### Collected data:
◆ ◆ ◆ ◆

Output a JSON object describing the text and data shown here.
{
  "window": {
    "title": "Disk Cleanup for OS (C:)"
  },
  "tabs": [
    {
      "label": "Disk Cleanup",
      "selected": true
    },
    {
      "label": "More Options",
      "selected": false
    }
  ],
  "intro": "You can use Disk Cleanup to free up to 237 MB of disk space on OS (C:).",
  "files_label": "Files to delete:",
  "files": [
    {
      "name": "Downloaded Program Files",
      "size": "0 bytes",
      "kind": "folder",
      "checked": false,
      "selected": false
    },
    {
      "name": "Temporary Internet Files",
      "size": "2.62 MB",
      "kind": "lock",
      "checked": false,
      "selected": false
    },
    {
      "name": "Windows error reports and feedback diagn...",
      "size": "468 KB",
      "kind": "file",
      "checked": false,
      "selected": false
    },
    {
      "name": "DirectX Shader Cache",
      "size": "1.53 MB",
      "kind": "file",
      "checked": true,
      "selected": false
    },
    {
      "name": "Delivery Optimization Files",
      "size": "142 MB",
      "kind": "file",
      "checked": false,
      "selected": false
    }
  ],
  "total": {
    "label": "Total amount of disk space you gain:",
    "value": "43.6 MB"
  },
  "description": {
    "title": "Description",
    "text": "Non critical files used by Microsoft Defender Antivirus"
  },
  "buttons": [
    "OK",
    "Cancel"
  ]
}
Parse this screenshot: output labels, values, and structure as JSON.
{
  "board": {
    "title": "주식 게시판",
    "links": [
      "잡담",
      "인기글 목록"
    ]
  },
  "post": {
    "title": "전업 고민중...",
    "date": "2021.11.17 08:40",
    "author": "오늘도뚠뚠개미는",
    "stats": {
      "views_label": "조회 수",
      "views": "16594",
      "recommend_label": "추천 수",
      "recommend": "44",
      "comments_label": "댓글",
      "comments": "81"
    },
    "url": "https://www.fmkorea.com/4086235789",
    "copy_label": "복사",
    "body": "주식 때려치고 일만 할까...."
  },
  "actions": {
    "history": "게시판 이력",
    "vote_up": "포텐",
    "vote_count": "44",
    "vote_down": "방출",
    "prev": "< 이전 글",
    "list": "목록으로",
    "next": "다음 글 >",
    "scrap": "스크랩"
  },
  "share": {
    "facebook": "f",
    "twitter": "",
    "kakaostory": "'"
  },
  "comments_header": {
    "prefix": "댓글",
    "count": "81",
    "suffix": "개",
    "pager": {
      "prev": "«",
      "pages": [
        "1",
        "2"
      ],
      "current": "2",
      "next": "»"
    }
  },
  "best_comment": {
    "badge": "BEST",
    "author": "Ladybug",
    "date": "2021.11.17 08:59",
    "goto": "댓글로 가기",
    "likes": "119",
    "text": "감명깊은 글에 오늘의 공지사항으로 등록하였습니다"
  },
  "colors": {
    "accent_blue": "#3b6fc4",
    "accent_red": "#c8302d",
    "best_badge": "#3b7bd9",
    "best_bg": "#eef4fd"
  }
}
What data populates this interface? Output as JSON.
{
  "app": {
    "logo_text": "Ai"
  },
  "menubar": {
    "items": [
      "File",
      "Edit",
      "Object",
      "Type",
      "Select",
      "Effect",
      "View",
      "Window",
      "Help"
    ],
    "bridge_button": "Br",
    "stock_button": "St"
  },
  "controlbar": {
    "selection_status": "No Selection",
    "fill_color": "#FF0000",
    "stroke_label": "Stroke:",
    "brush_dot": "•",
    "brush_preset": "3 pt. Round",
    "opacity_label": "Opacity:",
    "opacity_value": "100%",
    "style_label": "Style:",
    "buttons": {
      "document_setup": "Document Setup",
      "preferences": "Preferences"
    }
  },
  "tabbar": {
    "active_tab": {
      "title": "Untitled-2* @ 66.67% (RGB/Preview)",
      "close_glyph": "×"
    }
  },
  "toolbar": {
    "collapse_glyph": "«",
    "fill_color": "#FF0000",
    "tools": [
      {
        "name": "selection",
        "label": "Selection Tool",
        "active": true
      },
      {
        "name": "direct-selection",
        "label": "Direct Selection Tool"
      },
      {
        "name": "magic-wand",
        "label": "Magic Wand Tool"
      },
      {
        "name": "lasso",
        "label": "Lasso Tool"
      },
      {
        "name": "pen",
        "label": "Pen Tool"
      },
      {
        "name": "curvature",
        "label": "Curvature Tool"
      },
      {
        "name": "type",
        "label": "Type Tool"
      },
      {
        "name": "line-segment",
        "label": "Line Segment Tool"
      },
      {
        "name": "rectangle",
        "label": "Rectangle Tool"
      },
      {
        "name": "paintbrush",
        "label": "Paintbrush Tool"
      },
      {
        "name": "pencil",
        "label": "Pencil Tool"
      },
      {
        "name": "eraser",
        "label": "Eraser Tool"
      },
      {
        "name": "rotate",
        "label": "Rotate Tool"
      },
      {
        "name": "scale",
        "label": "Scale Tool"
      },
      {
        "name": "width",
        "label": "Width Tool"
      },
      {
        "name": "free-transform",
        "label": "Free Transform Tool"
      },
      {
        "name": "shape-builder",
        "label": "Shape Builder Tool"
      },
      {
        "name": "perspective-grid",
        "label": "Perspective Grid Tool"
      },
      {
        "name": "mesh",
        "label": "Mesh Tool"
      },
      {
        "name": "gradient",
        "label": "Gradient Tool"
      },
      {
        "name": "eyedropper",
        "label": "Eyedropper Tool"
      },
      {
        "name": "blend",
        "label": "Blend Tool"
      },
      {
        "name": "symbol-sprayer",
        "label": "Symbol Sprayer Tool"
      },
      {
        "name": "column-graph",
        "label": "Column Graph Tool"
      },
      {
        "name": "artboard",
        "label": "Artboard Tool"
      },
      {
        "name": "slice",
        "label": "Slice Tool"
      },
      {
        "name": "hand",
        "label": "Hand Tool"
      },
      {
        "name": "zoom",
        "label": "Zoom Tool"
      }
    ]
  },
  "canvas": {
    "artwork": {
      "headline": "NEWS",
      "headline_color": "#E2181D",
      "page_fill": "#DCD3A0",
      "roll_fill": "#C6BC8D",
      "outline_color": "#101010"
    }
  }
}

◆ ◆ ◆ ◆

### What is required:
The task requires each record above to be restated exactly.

### Reply to the task:
Output a JSON object describing the text and data shown here.
{
  "window": {
    "title": "Disk Cleanup for OS (C:)"
  },
  "tabs": [
    {
      "label": "Disk Cleanup",
      "selected": true
    },
    {
      "label": "More Options",
      "selected": false
    }
  ],
  "intro": "You can use Disk Cleanup to free up to 237 MB of disk space on OS (C:).",
  "files_label": "Files to delete:",
  "files": [
    {
      "name": "Downloaded Program Files",
      "size": "0 bytes",
      "kind": "folder",
      "checked": false,
      "selected": false
    },
    {
      "name": "Temporary Internet Files",
      "size": "2.62 MB",
      "kind": "lock",
      "checked": false,
      "selected": false
    },
    {
      "name": "Windows error reports and feedback diagn...",
      "size": "468 KB",
      "kind": "file",
      "checked": false,
      "selected": false
    },
    {
      "name": "DirectX Shader Cache",
      "size": "1.53 MB",
      "kind": "file",
      "checked": true,
      "selected": false
    },
    {
      "name": "Delivery Optimization Files",
      "size": "142 MB",
      "kind": "file",
      "checked": false,
      "selected": false
    }
  ],
  "total": {
    "label": "Total amount of disk space you gain:",
    "value": "43.6 MB"
  },
  "description": {
    "title": "Description",
    "text": "Non critical files used by Microsoft Defender Antivirus"
  },
  "buttons": [
    "OK",
    "Cancel"
  ]
}
Parse this screenshot: output labels, values, and structure as JSON.
{
  "board": {
    "title": "주식 게시판",
    "links": [
      "잡담",
      "인기글 목록"
    ]
  },
  "post": {
    "title": "전업 고민중...",
    "date": "2021.11.17 08:40",
    "author": "오늘도뚠뚠개미는",
    "stats": {
      "views_label": "조회 수",
      "views": "16594",
      "recommend_label": "추천 수",
      "recommend": "44",
      "comments_label": "댓글",
      "comments": "81"
    },
    "url": "https://www.fmkorea.com/4086235789",
    "copy_label": "복사",
    "body": "주식 때려치고 일만 할까...."
  },
  "actions": {
    "history": "게시판 이력",
    "vote_up": "포텐",
    "vote_count": "44",
    "vote_down": "방출",
    "prev": "< 이전 글",
    "list": "목록으로",
    "next": "다음 글 >",
    "scrap": "스크랩"
  },
  "share": {
    "facebook": "f",
    "twitter": "",
    "kakaostory": "'"
  },
  "comments_header": {
    "prefix": "댓글",
    "count": "81",
    "suffix": "개",
    "pager": {
      "prev": "«",
      "pages": [
        "1",
        "2"
      ],
      "current": "2",
      "next": "»"
    }
  },
  "best_comment": {
    "badge": "BEST",
    "author": "Ladybug",
    "date": "2021.11.17 08:59",
    "goto": "댓글로 가기",
    "likes": "119",
    "text": "감명깊은 글에 오늘의 공지사항으로 등록하였습니다"
  },
  "colors": {
    "accent_blue": "#3b6fc4",
    "accent_red": "#c8302d",
    "best_badge": "#3b7bd9",
    "best_bg": "#eef4fd"
  }
}
What data populates this interface? Output as JSON.
{
  "app": {
    "logo_text": "Ai"
  },
  "menubar": {
    "items": [
      "File",
      "Edit",
      "Object",
      "Type",
      "Select",
      "Effect",
      "View",
      "Window",
      "Help"
    ],
    "bridge_button": "Br",
    "stock_button": "St"
  },
  "controlbar": {
    "selection_status": "No Selection",
    "fill_color": "#FF0000",
    "stroke_label": "Stroke:",
    "brush_dot": "•",
    "brush_preset": "3 pt. Round",
    "opacity_label": "Opacity:",
    "opacity_value": "100%",
    "style_label": "Style:",
    "buttons": {
      "document_setup": "Document Setup",
      "preferences": "Preferences"
    }
  },
  "tabbar": {
    "active_tab": {
      "title": "Untitled-2* @ 66.67% (RGB/Preview)",
      "close_glyph": "×"
    }
  },
  "toolbar": {
    "collapse_glyph": "«",
    "fill_color": "#FF0000",
    "tools": [
      {
        "name": "selection",
        "label": "Selection Tool",
        "active": true
      },
      {
        "name": "direct-selection",
        "label": "Direct Selection Tool"
      },
      {
        "name": "magic-wand",
        "label": "Magic Wand Tool"
      },
      {
        "name": "lasso",
        "label": "Lasso Tool"
      },
      {
        "name": "pen",
        "label": "Pen Tool"
      },
      {
        "name": "curvature",
        "label": "Curvature Tool"
      },
      {
        "name": "type",
        "label": "Type Tool"
      },
      {
        "name": "line-segment",
        "label": "Line Segment Tool"
      },
      {
        "name": "rectangle",
        "label": "Rectangle Tool"
      },
      {
        "name": "paintbrush",
        "label": "Paintbrush Tool"
      },
      {
        "name": "pencil",
        "label": "Pencil Tool"
      },
      {
        "name": "eraser",
        "label": "Eraser Tool"
      },
      {
        "name": "rotate",
        "label": "Rotate Tool"
      },
      {
        "name": "scale",
        "label": "Scale Tool"
      },
      {
        "name": "width",
        "label": "Width Tool"
      },
      {
        "name": "free-transform",
        "label": "Free Transform Tool"
      },
      {
        "name": "shape-builder",
        "label": "Shape Builder Tool"
      },
      {
        "name": "perspective-grid",
        "label": "Perspective Grid Tool"
      },
      {
        "name": "mesh",
        "label": "Mesh Tool"
      },
      {
        "name": "gradient",
        "label": "Gradient Tool"
      },
      {
        "name": "eyedropper",
        "label": "Eyedropper Tool"
      },
      {
        "name": "blend",
        "label": "Blend Tool"
      },
      {
        "name": "symbol-sprayer",
        "label": "Symbol Sprayer Tool"
      },
      {
        "name": "column-graph",
        "label": "Column Graph Tool"
      },
      {
        "name": "artboard",
        "label": "Artboard Tool"
      },
      {
        "name": "slice",
        "label": "Slice Tool"
      },
      {
        "name": "hand",
        "label": "Hand Tool"
      },
      {
        "name": "zoom",
        "label": "Zoom Tool"
      }
    ]
  },
  "canvas": {
    "artwork": {
      "headline": "NEWS",
      "headline_color": "#E2181D",
      "page_fill": "#DCD3A0",
      "roll_fill": "#C6BC8D",
      "outline_color": "#101010"
    }
  }
}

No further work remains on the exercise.